Sunday, June 24, 2012
|4:45 p.m.||To Kill a Mockingbird|
Robert Mulligan (U.S., 1962)
Butler is artistic director of Walnut Creek’s Center REPertory Company, which recently staged a production of the Harper Lee story.
Like Harper Lee’s novel on which it is based, To Kill a Mockingbird is rooted in the America of the early 1960s, with its gathering struggle for civil rights, yet the film’s message of tolerance—told from the point of view of a child, yet never childish—hasn’t grown old. In pristine black and white, the adaptation skillfully captures both the quiet rhythms of small-town Southern life in the 1930s and the currents of racial violence beneath the surface. Gregory Peck won an Oscar for his portrayal of courageous lawyer Atticus Finch, Mary Badham beautifully plays his daughter Scout, and Robert Duvall made his debut as mysterious recluse Boo Radley.
• Written by Horton Foote, from the novel by Harper Lee. Photographed by Russell Harlan.
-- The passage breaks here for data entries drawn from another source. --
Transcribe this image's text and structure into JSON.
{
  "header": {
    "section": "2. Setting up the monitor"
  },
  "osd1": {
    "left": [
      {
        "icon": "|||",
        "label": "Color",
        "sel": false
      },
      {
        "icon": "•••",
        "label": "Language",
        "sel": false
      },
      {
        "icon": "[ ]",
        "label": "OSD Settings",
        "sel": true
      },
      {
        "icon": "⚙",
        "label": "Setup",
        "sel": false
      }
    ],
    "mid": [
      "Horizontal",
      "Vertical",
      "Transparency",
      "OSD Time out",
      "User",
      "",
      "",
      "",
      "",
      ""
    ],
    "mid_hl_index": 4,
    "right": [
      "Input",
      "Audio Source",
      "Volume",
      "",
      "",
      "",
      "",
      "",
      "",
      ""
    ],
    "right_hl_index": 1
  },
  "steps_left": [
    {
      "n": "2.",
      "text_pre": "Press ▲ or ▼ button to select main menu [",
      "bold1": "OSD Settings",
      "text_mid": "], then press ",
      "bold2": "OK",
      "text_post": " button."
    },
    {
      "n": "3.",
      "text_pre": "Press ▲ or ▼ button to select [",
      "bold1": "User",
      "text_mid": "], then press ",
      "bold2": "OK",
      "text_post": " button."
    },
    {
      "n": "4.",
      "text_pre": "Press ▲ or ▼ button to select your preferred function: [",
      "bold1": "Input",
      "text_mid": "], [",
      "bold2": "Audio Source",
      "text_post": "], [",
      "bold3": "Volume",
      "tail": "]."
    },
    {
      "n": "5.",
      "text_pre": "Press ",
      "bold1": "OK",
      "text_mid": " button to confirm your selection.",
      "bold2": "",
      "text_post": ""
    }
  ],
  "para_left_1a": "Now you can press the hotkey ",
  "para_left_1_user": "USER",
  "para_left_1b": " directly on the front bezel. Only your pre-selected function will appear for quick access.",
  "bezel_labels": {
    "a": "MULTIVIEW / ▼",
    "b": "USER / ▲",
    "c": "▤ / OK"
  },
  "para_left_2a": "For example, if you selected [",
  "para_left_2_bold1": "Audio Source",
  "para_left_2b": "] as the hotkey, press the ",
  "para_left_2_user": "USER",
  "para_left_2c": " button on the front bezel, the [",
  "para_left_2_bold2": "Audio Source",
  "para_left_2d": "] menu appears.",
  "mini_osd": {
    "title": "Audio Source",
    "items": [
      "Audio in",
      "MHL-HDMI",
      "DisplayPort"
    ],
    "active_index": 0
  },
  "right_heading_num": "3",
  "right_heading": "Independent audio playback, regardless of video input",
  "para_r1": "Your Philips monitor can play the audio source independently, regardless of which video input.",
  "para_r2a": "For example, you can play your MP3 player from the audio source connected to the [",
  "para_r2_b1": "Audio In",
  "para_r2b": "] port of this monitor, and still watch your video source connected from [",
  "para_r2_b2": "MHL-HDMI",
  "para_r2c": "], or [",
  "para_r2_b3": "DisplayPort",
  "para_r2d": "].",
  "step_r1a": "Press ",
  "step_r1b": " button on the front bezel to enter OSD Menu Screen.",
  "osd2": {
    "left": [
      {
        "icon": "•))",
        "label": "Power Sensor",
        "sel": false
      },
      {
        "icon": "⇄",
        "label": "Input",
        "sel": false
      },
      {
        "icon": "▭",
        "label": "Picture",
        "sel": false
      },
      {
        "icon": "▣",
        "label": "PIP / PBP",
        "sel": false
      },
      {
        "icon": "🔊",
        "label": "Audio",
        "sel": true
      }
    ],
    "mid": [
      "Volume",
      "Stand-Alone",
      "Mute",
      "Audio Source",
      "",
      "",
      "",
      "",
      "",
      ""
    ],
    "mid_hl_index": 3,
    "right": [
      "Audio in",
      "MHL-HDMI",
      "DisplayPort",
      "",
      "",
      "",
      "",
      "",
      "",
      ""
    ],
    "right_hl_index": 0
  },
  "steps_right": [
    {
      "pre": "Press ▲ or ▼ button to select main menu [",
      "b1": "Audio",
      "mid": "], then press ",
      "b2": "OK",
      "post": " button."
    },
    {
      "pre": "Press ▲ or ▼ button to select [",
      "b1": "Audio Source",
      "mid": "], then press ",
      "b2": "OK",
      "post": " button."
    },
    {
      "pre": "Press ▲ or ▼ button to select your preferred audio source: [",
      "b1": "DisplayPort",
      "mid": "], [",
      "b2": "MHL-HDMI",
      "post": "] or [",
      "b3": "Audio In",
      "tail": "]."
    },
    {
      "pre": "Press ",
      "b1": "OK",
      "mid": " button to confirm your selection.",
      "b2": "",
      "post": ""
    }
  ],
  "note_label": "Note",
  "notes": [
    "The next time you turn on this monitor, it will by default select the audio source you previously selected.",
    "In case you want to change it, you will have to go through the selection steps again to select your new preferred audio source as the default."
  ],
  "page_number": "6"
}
With Mary Badham, Philip Alford, Brock Peters, Robert Duvall. (125 mins, B&W, 35mm, From Universal)